  1. Werren, J.H, Baldo, L and Clark, M.E (2008) Wolbachia: master manipulators of invertebrate biology, NATURE REVIEWS MICROBIOLOGY 6: 741-751.
  2. Serbus, L.R, Casper-Lindley, C., Landmann, F. and Sullivan, W. (2008) The Genetics and Cell Biology of Wolbachia- Host Interactions, Annual Review of Genetics 42: 683 -707.
  3. Werren. J.H (1997) Biology of Wolbachia, Annual Review of Entomology 42:587-609.
  4. Poinsot et al. (2003) On the mechanism of Wolbachia-induced cytoplasmic incompatibility: confronting the models with facts, Bioessays 25: 259-265.
  5. Kose, H and Karr T.L. (1995) Organization of Wolbachia pipientis in the Drosophila fertilized egg and embryo revealed by anti-Wolbachia monoclonal antibody, Mech Dev 5:275-288.
  6. Callaini, G., Dallai .R and Ripardelli MG. (1997)Wolbachia induced delay of paternal chromatin condensation does not prevent maternal chromosomes from entering anaphase in incompatible crosses in Drosophila simulans, The Jounal of Cell Science 110:271-280.
  7. Tram, U and Sullivan, W. (2002) Role of delayed nuclear envelope breakdown and mitosis in Wolbachia-induced cytoplasmic incompatibility. Science 296:1124-1126.
  8. Zabalou, S. et al. Multiple rescue factors within a Wolbachia strain.
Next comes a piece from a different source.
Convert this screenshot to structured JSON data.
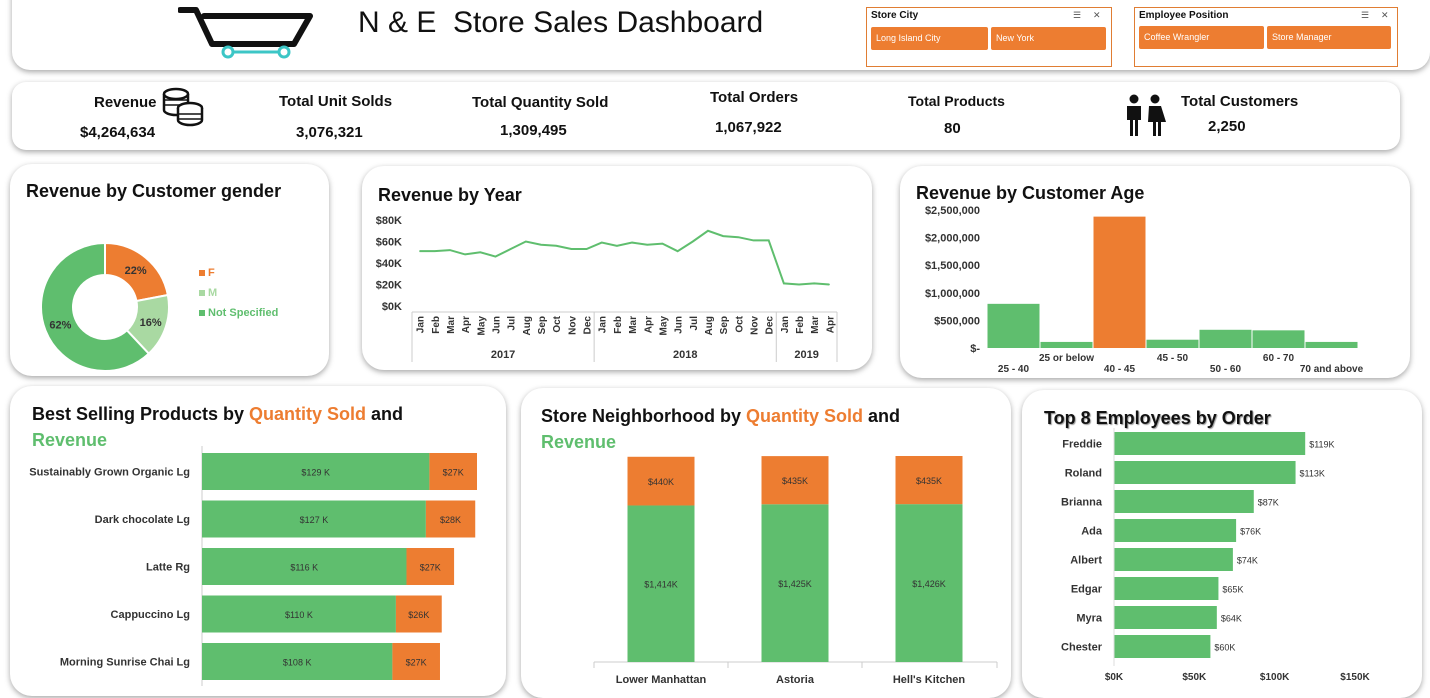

Genetics 178, 2145-2160 (2008).
  9. Poinsot D, Bourtzis K, Markakis G, Savakis C, Mercot H. (1998) Wolbachia transfer from Drosophila melanogaster into D. simulans: host effect and Cytoplasmic Incompatibility relationships, Genetics 150:227-237.
  10. Werren. J.H (1997) Biology of Wolbachia, Annual Review of Entomology 42:587-609.
  11. Montenegro. H et al, (2006) Fitness effects of Wolbachia and Spiroplasma in Drosophila melanogaster, Genetica 127:207-215.
  12. Fry, A.J, Palmer. M.R, and Rand. D.M (2004) Variable fitness effects of Wolbachia infection in Drosophila melanogaster, Heredity 93, 379-389.
  13. Telschow. A, Hammerstein. P. and Werren. J.H (2005) The Effect of Wolbachia versus Genetic Incompatibilities on Reinforcement and Speciation, Evolution 59:1607-1619
  14. Engelstädter. J. and Telschow. A. (2009) Cytoplasmic incompatibility and host population structure, Heredity 103: 196-207
  15. Charlat et al. (2003) Evolutionary consequences of Wolbachia infections, Trends in Genetics 19 (4).
  16. Mochiah. M.B, Ngi-Song. A. J, Overholt. W.A and Stouthamer. R. (2002) Wolbachia infection in Cotesia sesamiae (Hymenoptera: Braconidae) causes cytoplasmic incompatibility: implications for biological control Elsevier Science 25: 74-80.
  17. Dobson. S. L, Fox. C.W and Jiggins. F.M (2002) The effect of Wolbachia-induced cytoplasmic incompatibility on host population size in natural and manipulated systems, Proc. Biol. Sci. 269: 437-445
  18. Ioannidis. P and Bourtzis. K (2007) Insect symbionts and applications: The paradigm of cytoplasmic incompatibility-inducing Wolbachia Entomological Research 37: 125-138
  19. Laven. H (1967) Eradication of Culex pipiens fatigans through cyoplasmic incompatibility, Nature 216: 383-384.
  21. Markov et al (2009) Symbiotic bacteria affect mating choice in Drosophila melanogaster, Animal Behaviour 77, 1011-1017
  22. JOHN H. WERREN, WAN ZHANG AND LI RONG GUO(1995) Evolution and phylogeny of Wolbachia: reproductive parasites of arthropods, Proc. R. Soc. Lond. B 261, 55-71